“Hey, my lawyer told me that I’d get to ask youse guys a few questions too. When do I get to do that?”

The doctors huddled and conferred amongst themselves. Finally they broke apart and the bravest of them all announced, “If you have questions, Mr. Mulvaney, please ask them now.” Then he sat back in his chair and smiled.

“OK, ok, thanks a lot. I really only got a few questions to ask. You sure that now’s a good time?”

The doctor who had invited the inquiries raised his hand, palm up, “Please, sir. Ask away.”

Mad Dog shrugged his shoulders and asked, “Why do people constantly keep goin’ back to the refrigerator? Do they really think that something new to eat will have materialized when they weren’t looking?” He opened his eyes wide and stared at them, expectantly. They stared back at him, flabbergasted.

“That’s too tough a question, huh? Ok let’s try this then. Why did my mom always keep running over a thread with her vacuum cleaner? She’d do it a dozen times or more, then reach down, pick it up, and examine it, then she’d put it back down to give the vacuum one more chance. I never have been able to figger that out.” The doctors still didn’t answer, they merely continued to stare, dumbfounded.

After a couple minutes of uncomfortable silence he pointed up at the lights that hung suspended from the ceiling, “Who puts them dead bugs into inta those closed-up light fixtures up there? Look at ‘em, huh? Who puts ‘em in there?”


This week’s prompts are:

  1. You can learn a lot from books
  2. The gypsy woman said
  3. It won’t be available until April 1st

Go ahead and dive in,
Write something
Ready, Set, Go – you have 25 minutes, but if that is not possible, take as long as you need.

Have fun

OLWG #25 – Flexibility

 This week’s prompts are at the bottom. I’m exploring the poetic form of Shadorma this week, sharing with you what I have learned; and practicing. Practice makes perfect.

Here’s how to play along, if you are unsure.



You guys may have noticed that I’ve been somewhat enamored with poetry of late. If you read this whole post you’ll figure out why. I thought I’d explore the mysteries of the Shadorma this week.

The Shadorma is a style of poetry written in stanzas with no set rhyme or meter scheme. It is a 6-line syllabic poem running: 3/5/3/3/7/5 giving a total of 26 syllables, and as near as I can tell, there are no other rules defining the form. I don’t have a lot of information on where or why it came about, but my research suggests that it may have originated in Spain. I have read that it originated out of a sense of frustration with Haiku. This may or may not be true but I like the idea. It makes me hope it is true.

A Shadorma may consist of one stanza, or an unlimited number of stanzas (a series of shadormas). I wrote a couple of them for this post.
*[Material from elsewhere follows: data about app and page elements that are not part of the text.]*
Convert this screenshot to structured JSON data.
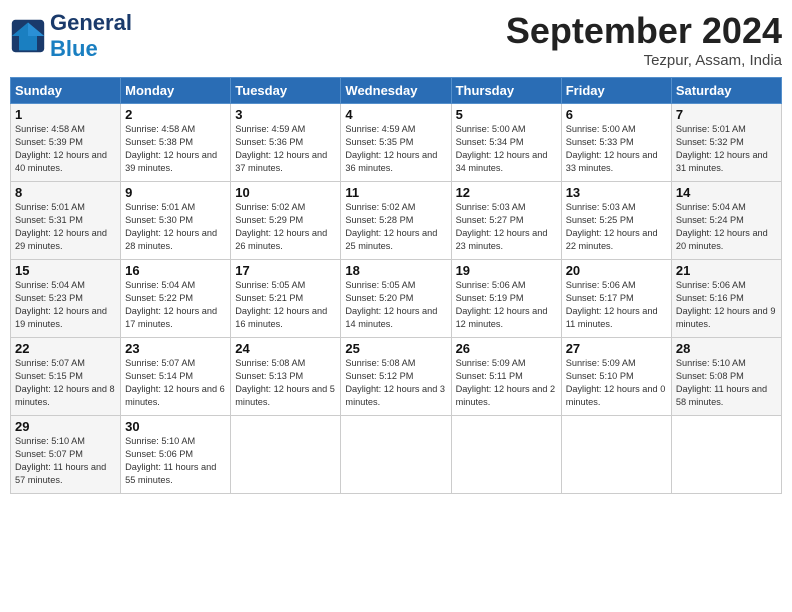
{
  "header": {
    "logo_text_general": "General",
    "logo_text_blue": "Blue",
    "month_title": "September 2024",
    "location": "Tezpur, Assam, India"
  },
  "days_of_week": [
    "Sunday",
    "Monday",
    "Tuesday",
    "Wednesday",
    "Thursday",
    "Friday",
    "Saturday"
  ],
  "weeks": [
    [
      {
        "day": "1",
        "sunrise": "Sunrise: 4:58 AM",
        "sunset": "Sunset: 5:39 PM",
        "daylight": "Daylight: 12 hours and 40 minutes."
      },
      {
        "day": "2",
        "sunrise": "Sunrise: 4:58 AM",
        "sunset": "Sunset: 5:38 PM",
        "daylight": "Daylight: 12 hours and 39 minutes."
      },
      {
        "day": "3",
        "sunrise": "Sunrise: 4:59 AM",
        "sunset": "Sunset: 5:36 PM",
        "daylight": "Daylight: 12 hours and 37 minutes."
      },
      {
        "day": "4",
        "sunrise": "Sunrise: 4:59 AM",
        "sunset": "Sunset: 5:35 PM",
        "daylight": "Daylight: 12 hours and 36 minutes."
      },
      {
        "day": "5",
        "sunrise": "Sunrise: 5:00 AM",
        "sunset": "Sunset: 5:34 PM",
        "daylight": "Daylight: 12 hours and 34 minutes."
      },
      {
        "day": "6",
        "sunrise": "Sunrise: 5:00 AM",
        "sunset": "Sunset: 5:33 PM",
        "daylight": "Daylight: 12 hours and 33 minutes."
      },
      {
        "day": "7",
        "sunrise": "Sunrise: 5:01 AM",
        "sunset": "Sunset: 5:32 PM",
        "daylight": "Daylight: 12 hours and 31 minutes."
      }
    ],
    [
      {
        "day": "8",
        "sunrise": "Sunrise: 5:01 AM",
        "sunset": "Sunset: 5:31 PM",
        "daylight": "Daylight: 12 hours and 29 minutes."
      },
      {
        "day": "9",
        "sunrise": "Sunrise: 5:01 AM",
        "sunset": "Sunset: 5:30 PM",
        "daylight": "Daylight: 12 hours and 28 minutes."
      },
      {
        "day": "10",
        "sunrise": "Sunrise: 5:02 AM",
        "sunset": "Sunset: 5:29 PM",
        "daylight": "Daylight: 12 hours and 26 minutes."
      },
      {
        "day": "11",
        "sunrise": "Sunrise: 5:02 AM",
        "sunset": "Sunset: 5:28 PM",
        "daylight": "Daylight: 12 hours and 25 minutes."
      },
      {
        "day": "12",
        "sunrise": "Sunrise: 5:03 AM",
        "sunset": "Sunset: 5:27 PM",
        "daylight": "Daylight: 12 hours and 23 minutes."
      },
      {
        "day": "13",
        "sunrise": "Sunrise: 5:03 AM",
        "sunset": "Sunset: 5:25 PM",
        "daylight": "Daylight: 12 hours and 22 minutes."
      },
      {
        "day": "14",
        "sunrise": "Sunrise: 5:04 AM",
        "sunset": "Sunset: 5:24 PM",
        "daylight": "Daylight: 12 hours and 20 minutes."
      }
    ],
    [
      {
        "day": "15",
        "sunrise": "Sunrise: 5:04 AM",
        "sunset": "Sunset: 5:23 PM",
        "daylight": "Daylight: 12 hours and 19 minutes."
      },
      {
        "day": "16",
        "sunrise": "Sunrise: 5:04 AM",
        "sunset": "Sunset: 5:22 PM",
        "daylight": "Daylight: 12 hours and 17 minutes."
      },
      {
        "day": "17",
        "sunrise": "Sunrise: 5:05 AM",
        "sunset": "Sunset: 5:21 PM",
        "daylight": "Daylight: 12 hours and 16 minutes."
      },
      {
        "day": "18",
        "sunrise": "Sunrise: 5:05 AM",
        "sunset": "Sunset: 5:20 PM",
        "daylight": "Daylight: 12 hours and 14 minutes."
      },
      {
        "day": "19",
        "sunrise": "Sunrise: 5:06 AM",
        "sunset": "Sunset: 5:19 PM",
        "daylight": "Daylight: 12 hours and 12 minutes."
      },
      {
        "day": "20",
        "sunrise": "Sunrise: 5:06 AM",
        "sunset": "Sunset: 5:17 PM",
        "daylight": "Daylight: 12 hours and 11 minutes."
      },
      {
        "day": "21",
        "sunrise": "Sunrise: 5:06 AM",
        "sunset": "Sunset: 5:16 PM",
        "daylight": "Daylight: 12 hours and 9 minutes."
      }
    ],
    [
      {
        "day": "22",
        "sunrise": "Sunrise: 5:07 AM",
        "sunset": "Sunset: 5:15 PM",
        "daylight": "Daylight: 12 hours and 8 minutes."
      },
      {
        "day": "23",
        "sunrise": "Sunrise: 5:07 AM",
        "sunset": "Sunset: 5:14 PM",
        "daylight": "Daylight: 12 hours and 6 minutes."
      },
      {
        "day": "24",
        "sunrise": "Sunrise: 5:08 AM",
        "sunset": "Sunset: 5:13 PM",
        "daylight": "Daylight: 12 hours and 5 minutes."
      },
      {
        "day": "25",
        "sunrise": "Sunrise: 5:08 AM",
        "sunset": "Sunset: 5:12 PM",
        "daylight": "Daylight: 12 hours and 3 minutes."
      },
      {
        "day": "26",
        "sunrise": "Sunrise: 5:09 AM",
        "sunset": "Sunset: 5:11 PM",
        "daylight": "Daylight: 12 hours and 2 minutes."
      },
      {
        "day": "27",
        "sunrise": "Sunrise: 5:09 AM",
        "sunset": "Sunset: 5:10 PM",
        "daylight": "Daylight: 12 hours and 0 minutes."
      },
      {
        "day": "28",
        "sunrise": "Sunrise: 5:10 AM",
        "sunset": "Sunset: 5:08 PM",
        "daylight": "Daylight: 11 hours and 58 minutes."
      }
    ],
    [
      {
        "day": "29",
        "sunrise": "Sunrise: 5:10 AM",
        "sunset": "Sunset: 5:07 PM",
        "daylight": "Daylight: 11 hours and 57 minutes."
      },
      {
        "day": "30",
        "sunrise": "Sunrise: 5:10 AM",
        "sunset": "Sunset: 5:06 PM",
        "daylight": "Daylight: 11 hours and 55 minutes."
      },
      {
        "day": "",
        "sunrise": "",
        "sunset": "",
        "daylight": ""
      },
      {
        "day": "",
        "sunrise": "",
        "sunset": "",
        "daylight": ""
      },
      {
        "day": "",
        "sunrise": "",
        "sunset": "",
        "daylight": ""
      },
      {
        "day": "",
        "sunrise": "",
        "sunset": "",
        "daylight": ""
      },
      {
        "day": "",
        "sunrise": "",
        "sunset": "",
        "daylight": ""
      }
    ]
  ]
}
The first is a two stanza attempt about submarine warfare (I know, I know – not anyone’s idea of poetic). I titled it:

Steely Eyed

Iron men in
steel boats, protected
by depth and
quiet, wait
to dispatch death from below.
Run silent, run deep.

The death that
comes, bubbles up and
embraces
with a kiss;
bestowing rest and repose.
Run silent, run deep.

###

Not too long ago I found a Veterans Poetry Circle. We are led by a wonderful poet and teacher, Ruth. I believe that we are her first group of grizzled warriors but she has previously taught her craft to inmates of the local correctional facilities around here. I believe, truly that she could squeeze a poem out of a water pipe. It’s an honor to know her and absorb the skills she so generously shares with those of us who probably don’t deserve it.

We meet weekly and each week we all draw a word from a box that she carries. We then ponder and work with this word for a week. We can use it for inspiration and write something with it if we want. This week my word was:

Flexibility

We should seek
flexibility.
Strive to rise
above our
narrow ways, and always work
for an open mind.


OK – without further ado please note that this week’s prompts are:

  1. She smiled that way
  2. It’s a curse
  3. Money to burn

If you have more information on this form of poetry; share it with me, please. I’d love to know what you know.


Go ahead and dive in,
Write something
Ready, Set, Go – you have 25 minutes, but if that is not possible, take as long as you need.

Have fun